— YOUR TASK —
No pictures belong in the answer. Repeat all the entries exactly.

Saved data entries

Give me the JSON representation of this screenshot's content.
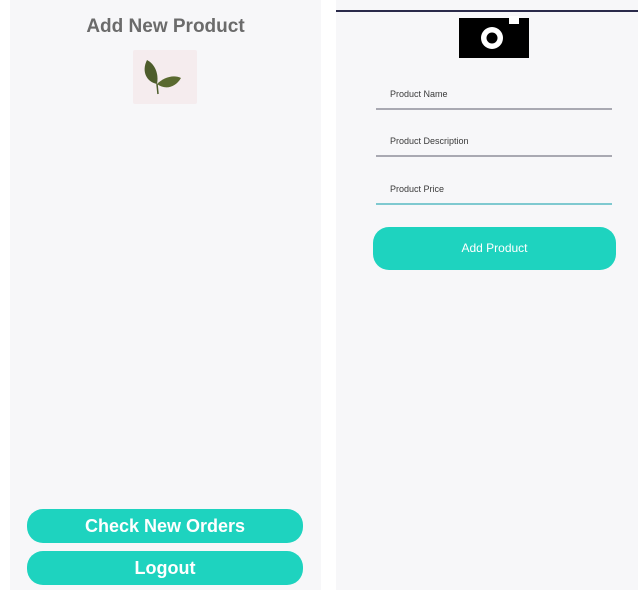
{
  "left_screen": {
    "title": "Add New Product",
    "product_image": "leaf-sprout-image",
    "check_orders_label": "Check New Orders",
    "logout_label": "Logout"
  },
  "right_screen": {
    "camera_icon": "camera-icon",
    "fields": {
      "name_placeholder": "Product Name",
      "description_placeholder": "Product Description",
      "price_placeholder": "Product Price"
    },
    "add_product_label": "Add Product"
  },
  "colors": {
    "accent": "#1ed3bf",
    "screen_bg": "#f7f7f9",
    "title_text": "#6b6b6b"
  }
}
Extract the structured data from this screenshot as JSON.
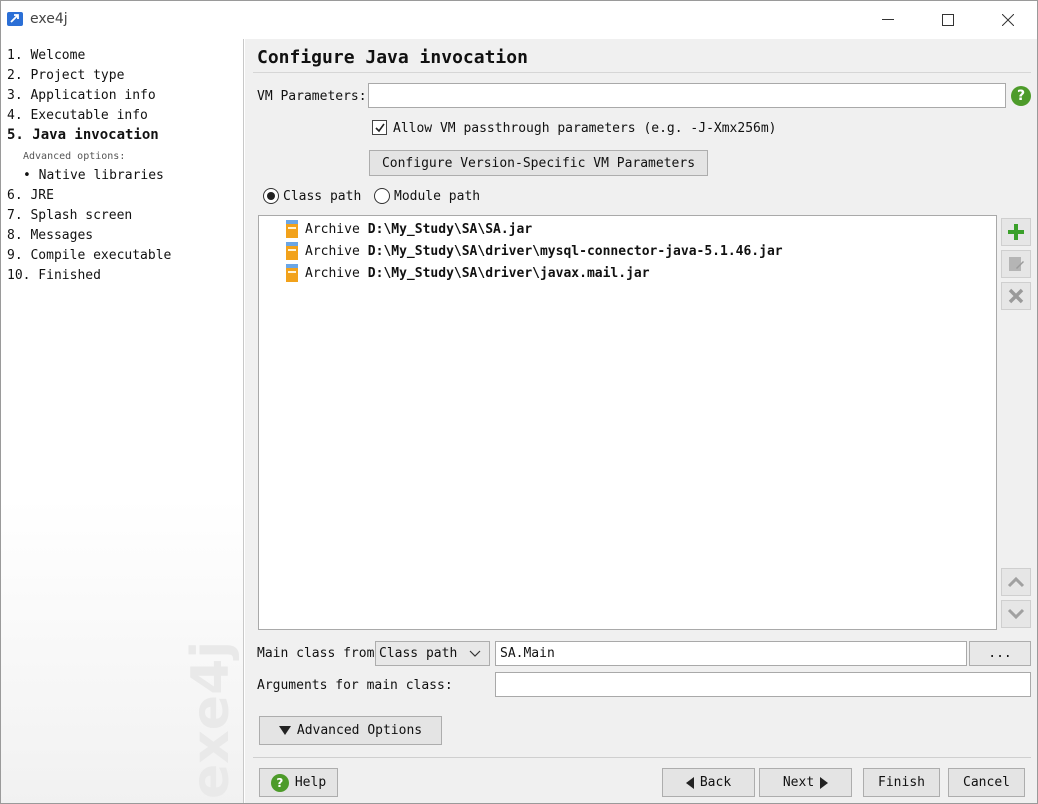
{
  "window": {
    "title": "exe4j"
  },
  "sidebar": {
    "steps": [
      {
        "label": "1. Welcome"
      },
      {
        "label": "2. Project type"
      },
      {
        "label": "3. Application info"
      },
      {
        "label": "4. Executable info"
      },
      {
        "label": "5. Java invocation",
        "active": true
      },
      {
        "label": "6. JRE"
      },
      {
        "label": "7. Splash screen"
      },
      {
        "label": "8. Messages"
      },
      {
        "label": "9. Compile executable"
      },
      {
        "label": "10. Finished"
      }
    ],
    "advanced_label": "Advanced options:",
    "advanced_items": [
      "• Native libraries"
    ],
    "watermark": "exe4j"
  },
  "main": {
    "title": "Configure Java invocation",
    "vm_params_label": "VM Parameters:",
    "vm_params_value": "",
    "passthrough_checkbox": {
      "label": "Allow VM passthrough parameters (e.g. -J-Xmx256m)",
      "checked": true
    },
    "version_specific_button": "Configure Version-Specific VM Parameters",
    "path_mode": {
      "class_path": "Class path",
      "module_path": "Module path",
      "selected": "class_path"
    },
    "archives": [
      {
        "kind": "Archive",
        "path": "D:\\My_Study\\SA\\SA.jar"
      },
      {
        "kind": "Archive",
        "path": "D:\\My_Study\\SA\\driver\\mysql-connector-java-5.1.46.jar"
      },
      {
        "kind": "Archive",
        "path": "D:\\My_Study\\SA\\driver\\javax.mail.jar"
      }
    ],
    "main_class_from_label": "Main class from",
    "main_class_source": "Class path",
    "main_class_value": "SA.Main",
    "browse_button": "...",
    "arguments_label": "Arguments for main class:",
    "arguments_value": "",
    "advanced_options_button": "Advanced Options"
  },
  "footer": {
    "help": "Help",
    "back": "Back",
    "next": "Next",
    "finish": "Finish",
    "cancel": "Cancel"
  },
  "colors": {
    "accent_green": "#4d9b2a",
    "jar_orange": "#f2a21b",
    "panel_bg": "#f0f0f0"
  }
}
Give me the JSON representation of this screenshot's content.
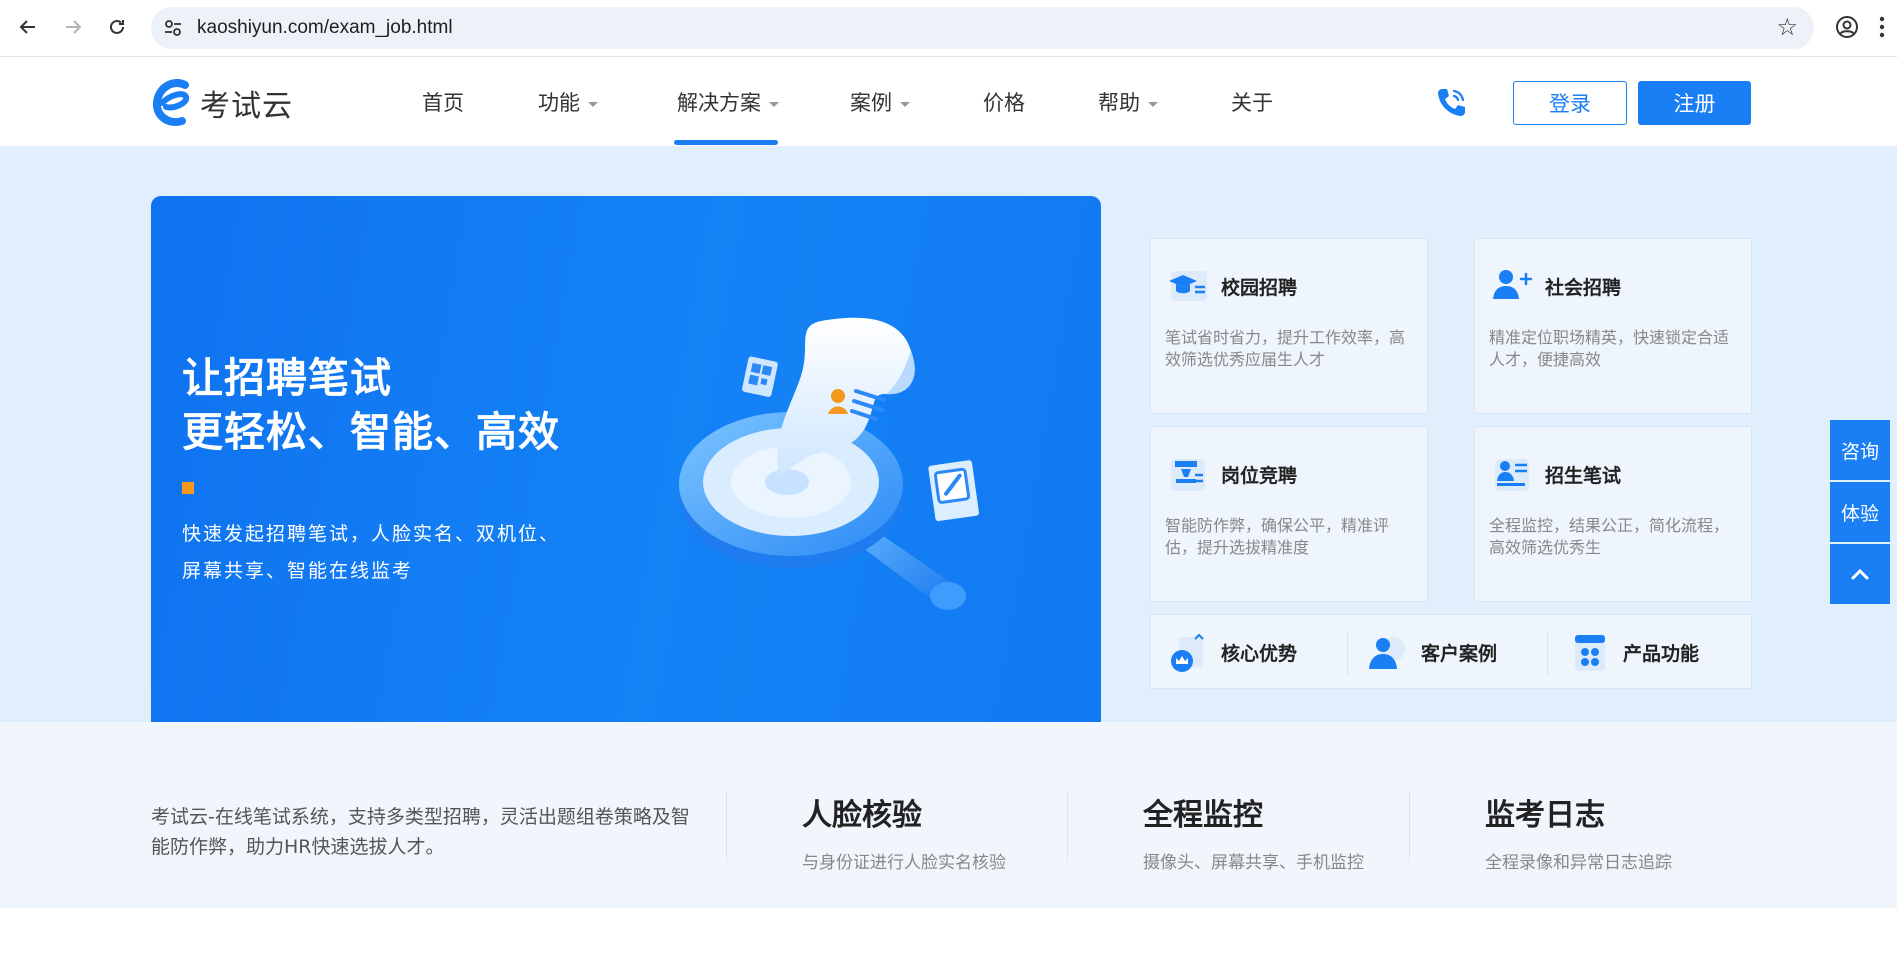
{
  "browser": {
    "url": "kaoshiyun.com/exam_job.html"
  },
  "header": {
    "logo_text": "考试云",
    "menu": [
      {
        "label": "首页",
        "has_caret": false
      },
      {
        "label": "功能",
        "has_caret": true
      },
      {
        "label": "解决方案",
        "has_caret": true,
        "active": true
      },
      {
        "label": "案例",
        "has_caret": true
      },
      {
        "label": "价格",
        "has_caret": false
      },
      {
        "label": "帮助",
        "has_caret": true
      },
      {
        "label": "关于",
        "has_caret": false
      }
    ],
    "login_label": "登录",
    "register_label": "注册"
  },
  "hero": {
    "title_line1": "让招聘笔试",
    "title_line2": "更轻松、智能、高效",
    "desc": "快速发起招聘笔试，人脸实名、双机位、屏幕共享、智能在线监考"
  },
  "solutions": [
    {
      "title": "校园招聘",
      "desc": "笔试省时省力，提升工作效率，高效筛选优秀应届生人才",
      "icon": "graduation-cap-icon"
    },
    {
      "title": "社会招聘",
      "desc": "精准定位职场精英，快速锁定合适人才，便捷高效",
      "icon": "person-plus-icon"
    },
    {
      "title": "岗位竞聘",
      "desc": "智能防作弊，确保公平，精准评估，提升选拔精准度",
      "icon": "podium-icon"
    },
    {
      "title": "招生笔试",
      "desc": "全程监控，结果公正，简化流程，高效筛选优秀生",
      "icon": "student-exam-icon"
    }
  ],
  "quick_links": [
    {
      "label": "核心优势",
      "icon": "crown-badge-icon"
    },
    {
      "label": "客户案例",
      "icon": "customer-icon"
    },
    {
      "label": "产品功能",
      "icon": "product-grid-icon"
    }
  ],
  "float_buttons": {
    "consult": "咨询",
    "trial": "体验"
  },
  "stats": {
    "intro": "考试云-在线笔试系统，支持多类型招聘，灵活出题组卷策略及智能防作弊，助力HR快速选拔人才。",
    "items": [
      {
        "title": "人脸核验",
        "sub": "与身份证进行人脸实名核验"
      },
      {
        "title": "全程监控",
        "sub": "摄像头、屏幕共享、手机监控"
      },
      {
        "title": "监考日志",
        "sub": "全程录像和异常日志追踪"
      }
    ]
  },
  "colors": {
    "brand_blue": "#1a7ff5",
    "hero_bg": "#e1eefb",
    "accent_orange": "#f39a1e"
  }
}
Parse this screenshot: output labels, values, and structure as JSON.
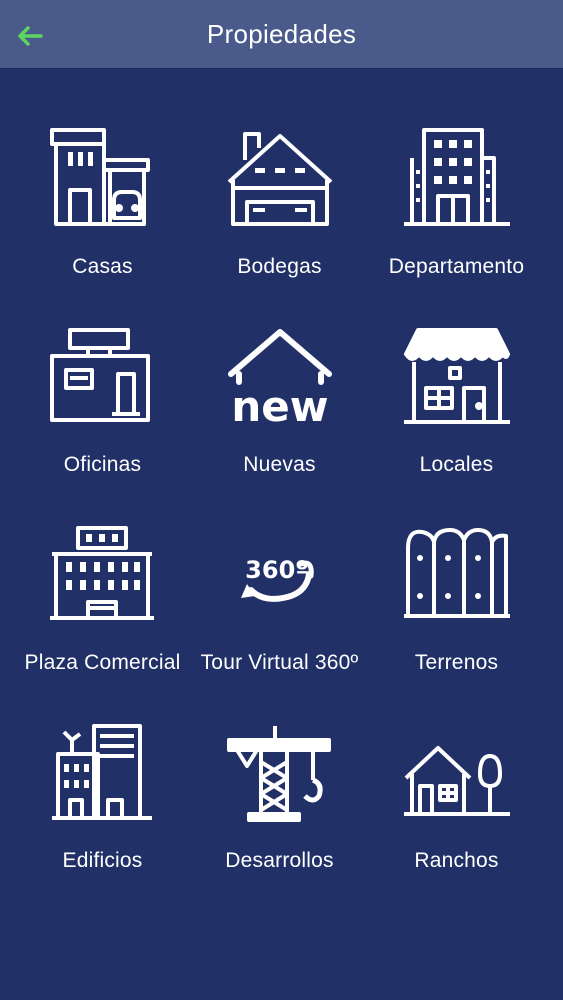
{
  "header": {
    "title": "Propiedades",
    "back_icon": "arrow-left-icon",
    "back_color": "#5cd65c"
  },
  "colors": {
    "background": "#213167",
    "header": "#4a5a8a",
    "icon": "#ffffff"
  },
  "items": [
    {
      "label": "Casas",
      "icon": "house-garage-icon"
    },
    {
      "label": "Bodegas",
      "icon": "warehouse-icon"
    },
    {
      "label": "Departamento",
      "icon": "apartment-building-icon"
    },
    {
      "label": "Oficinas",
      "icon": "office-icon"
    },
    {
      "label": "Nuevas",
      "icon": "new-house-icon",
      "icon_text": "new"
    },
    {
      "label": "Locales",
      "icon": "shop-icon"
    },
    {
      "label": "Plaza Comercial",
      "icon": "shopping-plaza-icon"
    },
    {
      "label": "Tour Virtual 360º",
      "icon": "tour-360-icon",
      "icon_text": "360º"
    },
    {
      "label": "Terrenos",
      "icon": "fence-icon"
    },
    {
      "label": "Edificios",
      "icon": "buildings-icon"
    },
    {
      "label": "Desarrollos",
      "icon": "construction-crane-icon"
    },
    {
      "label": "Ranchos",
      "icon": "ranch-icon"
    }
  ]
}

— EXERCISE SOLUTION —
Give me the JSON representation of this screenshot's content.
{
  "left_screen": {
    "title": "Add New Product",
    "product_image": "leaf-sprout-image",
    "check_orders_label": "Check New Orders",
    "logout_label": "Logout"
  },
  "right_screen": {
    "camera_icon": "camera-icon",
    "fields": {
      "name_placeholder": "Product Name",
      "description_placeholder": "Product Description",
      "price_placeholder": "Product Price"
    },
    "add_product_label": "Add Product"
  },
  "colors": {
    "accent": "#1ed3bf",
    "screen_bg": "#f7f7f9",
    "title_text": "#6b6b6b"
  }
}
Extract the structured data from this screenshot as JSON.
{
  "window": {
    "title": "exe4j"
  },
  "sidebar": {
    "steps": [
      {
        "label": "1. Welcome"
      },
      {
        "label": "2. Project type"
      },
      {
        "label": "3. Application info"
      },
      {
        "label": "4. Executable info"
      },
      {
        "label": "5. Java invocation",
        "active": true
      },
      {
        "label": "6. JRE"
      },
      {
        "label": "7. Splash screen"
      },
      {
        "label": "8. Messages"
      },
      {
        "label": "9. Compile executable"
      },
      {
        "label": "10. Finished"
      }
    ],
    "advanced_label": "Advanced options:",
    "advanced_items": [
      "• Native libraries"
    ],
    "watermark": "exe4j"
  },
  "main": {
    "title": "Configure Java invocation",
    "vm_params_label": "VM Parameters:",
    "vm_params_value": "",
    "passthrough_checkbox": {
      "label": "Allow VM passthrough parameters (e.g. -J-Xmx256m)",
      "checked": true
    },
    "version_specific_button": "Configure Version-Specific VM Parameters",
    "path_mode": {
      "class_path": "Class path",
      "module_path": "Module path",
      "selected": "class_path"
    },
    "archives": [
      {
        "kind": "Archive",
        "path": "D:\\My_Study\\SA\\SA.jar"
      },
      {
        "kind": "Archive",
        "path": "D:\\My_Study\\SA\\driver\\mysql-connector-java-5.1.46.jar"
      },
      {
        "kind": "Archive",
        "path": "D:\\My_Study\\SA\\driver\\javax.mail.jar"
      }
    ],
    "main_class_from_label": "Main class from",
    "main_class_source": "Class path",
    "main_class_value": "SA.Main",
    "browse_button": "...",
    "arguments_label": "Arguments for main class:",
    "arguments_value": "",
    "advanced_options_button": "Advanced Options"
  },
  "footer": {
    "help": "Help",
    "back": "Back",
    "next": "Next",
    "finish": "Finish",
    "cancel": "Cancel"
  },
  "colors": {
    "accent_green": "#4d9b2a",
    "jar_orange": "#f2a21b",
    "panel_bg": "#f0f0f0"
  }
}
Give me the JSON representation of this screenshot's content.
{
  "browser": {
    "url": "kaoshiyun.com/exam_job.html"
  },
  "header": {
    "logo_text": "考试云",
    "menu": [
      {
        "label": "首页",
        "has_caret": false
      },
      {
        "label": "功能",
        "has_caret": true
      },
      {
        "label": "解决方案",
        "has_caret": true,
        "active": true
      },
      {
        "label": "案例",
        "has_caret": true
      },
      {
        "label": "价格",
        "has_caret": false
      },
      {
        "label": "帮助",
        "has_caret": true
      },
      {
        "label": "关于",
        "has_caret": false
      }
    ],
    "login_label": "登录",
    "register_label": "注册"
  },
  "hero": {
    "title_line1": "让招聘笔试",
    "title_line2": "更轻松、智能、高效",
    "desc": "快速发起招聘笔试，人脸实名、双机位、屏幕共享、智能在线监考"
  },
  "solutions": [
    {
      "title": "校园招聘",
      "desc": "笔试省时省力，提升工作效率，高效筛选优秀应届生人才",
      "icon": "graduation-cap-icon"
    },
    {
      "title": "社会招聘",
      "desc": "精准定位职场精英，快速锁定合适人才，便捷高效",
      "icon": "person-plus-icon"
    },
    {
      "title": "岗位竞聘",
      "desc": "智能防作弊，确保公平，精准评估，提升选拔精准度",
      "icon": "podium-icon"
    },
    {
      "title": "招生笔试",
      "desc": "全程监控，结果公正，简化流程，高效筛选优秀生",
      "icon": "student-exam-icon"
    }
  ],
  "quick_links": [
    {
      "label": "核心优势",
      "icon": "crown-badge-icon"
    },
    {
      "label": "客户案例",
      "icon": "customer-icon"
    },
    {
      "label": "产品功能",
      "icon": "product-grid-icon"
    }
  ],
  "float_buttons": {
    "consult": "咨询",
    "trial": "体验"
  },
  "stats": {
    "intro": "考试云-在线笔试系统，支持多类型招聘，灵活出题组卷策略及智能防作弊，助力HR快速选拔人才。",
    "items": [
      {
        "title": "人脸核验",
        "sub": "与身份证进行人脸实名核验"
      },
      {
        "title": "全程监控",
        "sub": "摄像头、屏幕共享、手机监控"
      },
      {
        "title": "监考日志",
        "sub": "全程录像和异常日志追踪"
      }
    ]
  },
  "colors": {
    "brand_blue": "#1a7ff5",
    "hero_bg": "#e1eefb",
    "accent_orange": "#f39a1e"
  }
}
Parse this screenshot: output labels, values, and structure as JSON.
{
  "header": {
    "title": "Propiedades",
    "back_icon": "arrow-left-icon",
    "back_color": "#5cd65c"
  },
  "colors": {
    "background": "#213167",
    "header": "#4a5a8a",
    "icon": "#ffffff"
  },
  "items": [
    {
      "label": "Casas",
      "icon": "house-garage-icon"
    },
    {
      "label": "Bodegas",
      "icon": "warehouse-icon"
    },
    {
      "label": "Departamento",
      "icon": "apartment-building-icon"
    },
    {
      "label": "Oficinas",
      "icon": "office-icon"
    },
    {
      "label": "Nuevas",
      "icon": "new-house-icon",
      "icon_text": "new"
    },
    {
      "label": "Locales",
      "icon": "shop-icon"
    },
    {
      "label": "Plaza Comercial",
      "icon": "shopping-plaza-icon"
    },
    {
      "label": "Tour Virtual 360º",
      "icon": "tour-360-icon",
      "icon_text": "360º"
    },
    {
      "label": "Terrenos",
      "icon": "fence-icon"
    },
    {
      "label": "Edificios",
      "icon": "buildings-icon"
    },
    {
      "label": "Desarrollos",
      "icon": "construction-crane-icon"
    },
    {
      "label": "Ranchos",
      "icon": "ranch-icon"
    }
  ]
}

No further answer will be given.